Unfortunately, there are some serious moral issues surrounding prenatal diagnosis, or, rather, how clinicians and parents respond to a difficult diagnosis. The legalization of abortion in 1973 led to the development of the so-called “therapeutic abortion.” Clinicians often advise early prenatal testing so the “full range of options” might be available to parents, including both therapy and “termination.” Studies have shown that roughly nine out of ten children diagnosed prenatally with Down Syndrome, spina bifida, and other difficult conditions are aborted (although for some conditions the rate falls to an equally unacceptable six out of ten). [2] While, in theory, therapy is one stated benefit of prenatal diagnosis, the statistics are clear: abortion is the preferred “treatment” for a suffering child.

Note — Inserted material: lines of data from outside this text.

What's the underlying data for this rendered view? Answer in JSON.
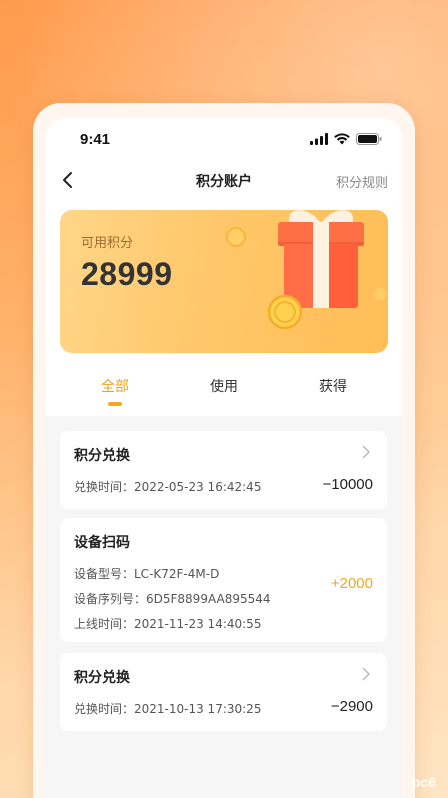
{
  "status_bar": {
    "time": "9:41"
  },
  "nav": {
    "title": "积分账户",
    "right_link": "积分规则"
  },
  "points": {
    "label": "可用积分",
    "value": "28999"
  },
  "tabs": [
    {
      "label": "全部",
      "active": true
    },
    {
      "label": "使用",
      "active": false
    },
    {
      "label": "获得",
      "active": false
    }
  ],
  "records": [
    {
      "title": "积分兑换",
      "lines": [
        "兑换时间：2022-05-23 16:42:45"
      ],
      "amount": "−10000"
    },
    {
      "title": "设备扫码",
      "lines": [
        "设备型号：LC-K72F-4M-D",
        "设备序列号：6D5F8899AA895544",
        "上线时间：2021-11-23 14:40:55"
      ],
      "amount": "+2000"
    },
    {
      "title": "积分兑换",
      "lines": [
        "兑换时间：2021-10-13 17:30:25"
      ],
      "amount": "−2900"
    }
  ],
  "colors": {
    "accent": "#f5a623",
    "card_gradient_start": "#ffd688",
    "card_gradient_end": "#ffbd56",
    "background": "#ff9a4d"
  },
  "icons": [
    "signal-icon",
    "wifi-icon",
    "battery-icon",
    "back-arrow-icon",
    "gift-box-icon",
    "coin-icon",
    "chevron-right-icon"
  ],
  "watermark": "pc6"
}
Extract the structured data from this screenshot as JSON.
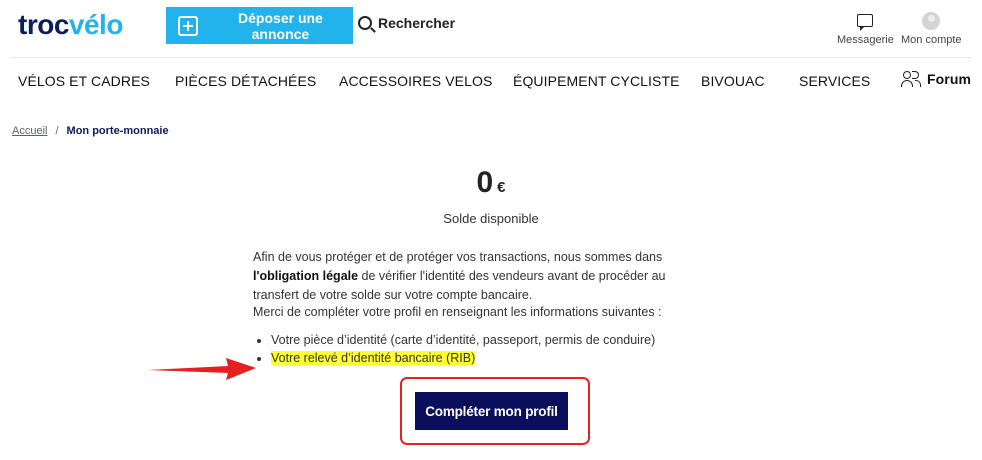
{
  "brand": {
    "logo_part1": "troc",
    "logo_part2": "vélo",
    "primary_color": "#0b1e5b",
    "accent_color": "#22b3ec"
  },
  "header": {
    "post_ad_label": "Déposer une annonce",
    "search_label": "Rechercher",
    "messages_label": "Messagerie",
    "account_label": "Mon compte"
  },
  "nav": {
    "items": [
      {
        "label": "VÉLOS ET CADRES"
      },
      {
        "label": "PIÈCES DÉTACHÉES"
      },
      {
        "label": "ACCESSOIRES VELOS"
      },
      {
        "label": "ÉQUIPEMENT CYCLISTE"
      },
      {
        "label": "BIVOUAC"
      },
      {
        "label": "SERVICES"
      }
    ],
    "forum_label": "Forum"
  },
  "breadcrumb": {
    "home": "Accueil",
    "separator": "/",
    "current": "Mon porte-monnaie"
  },
  "wallet": {
    "balance": "0",
    "currency": "€",
    "balance_label": "Solde disponible"
  },
  "info": {
    "p1_before": "Afin de vous protéger et de protéger vos transactions, nous sommes dans ",
    "p1_bold": "l'obligation légale",
    "p1_after": " de vérifier l'identité des vendeurs avant de procéder au transfert de votre solde sur votre compte bancaire.",
    "p2": "Merci de compléter votre profil en renseignant les informations suivantes :",
    "requirements": [
      "Votre pièce d’identité (carte d’identité, passeport, permis de conduire)",
      "Votre relevé d’identité bancaire (RIB)"
    ]
  },
  "cta": {
    "label": "Compléter mon profil",
    "button_color": "#0a0f5c",
    "frame_color": "#e02424"
  },
  "annotation": {
    "arrow_color": "#e81f1f",
    "highlight_color": "#ffff33"
  }
}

While the term “eugenics” is strong, there is no other word for the systematic practice or mindset that seeks to terminate persons with limitations (physical or otherwise). Pope John Paul II lamented that this eugenic mentality had passed into clinical practice. In his 1995 encyclical “On the Gospel of Life” (Evangelium Vitae), he wrote that prenatal diagnosis is often “used with a eugenic intention which accepts selective abortion in order to prevent the birth of children affected by various types of anomalies. Such an attitude is shameful and utterly reprehensible, since it presumes to measure the value of a human life only within the parameters of ‘normality’ and physical well-being, thus opening the way to legitimizing infanticide and euthanasia as well.” [3]

The difficulties in raising children with special needs are not insignificant. Likewise, the psychological distress that comes with the knowledge that one’s child may not live long after her birth is real and can bring much suffering. But Christians believe that all life is a gift from the One who is the Lord of Life. We are not free to do with this gift what we please.

To terminate the life of one’s child to avoid cost and suffering is not only morally grave, but it is also against our human dignity. It is against the dignity of the child, but it is also against the dignity of the parents, who find life’s true purpose in parenthood. Since it is an action against the designs of creation and of love, selective abortion proves not to be therapeutic at all; it ultimately results in regret, shame, and guilt, even as the parents grieve the loss of a child.

Many parents turn to selective abortion because they may feel pressured by medical staff, friends, family, and a society which views limitation as degrading and inhumane. All the more reason, then, for Christians to rally to these parents during their difficult pregnancy, to buoy them up with lasting prayer, support, and assistance. More than that, the Gospel should permeate every aspect of a Christian’s life, whether he be a janitor, a doctor, or a politician. Christian doctors are obligated to practice medicine with right reason illumined by the Gospel.

A life of virtue requires us to respect every life from conception to natural death, regardless of that person’s ability to communicate, to be productive in society, or that person’s physical limitations. A Christian has a higher motive than this. Our Lord once said, “Whatever you did for one of these least brothers of mine, you did for me” (Mt. 25:40). Who is the least among us if not a voiceless suffering child in the womb?

Rev. Bro. Thomas Petri, O.P., is a candidate for the S.T.D. in moral theology at the Catholic University of America. This article made available courtesy of the Catholic Exchange web site.

NOTES:

[1] Congregation for the Doctrine of the Faith, “Instruction on Respect for Human Life” (Donum Vitae), I, 2.

[2] See Caroline Mansfield, et al., “Termination rates after prenatal diagnosis of Down syndrome, spina bifida, anencephaly, and Turner and Klinefelter syndromes: a systematic literature review,” Prenatal Diagnosis 19 (1999): 808-812.

[3] Pope John Paul II, Evangelium Vitae, no. 63.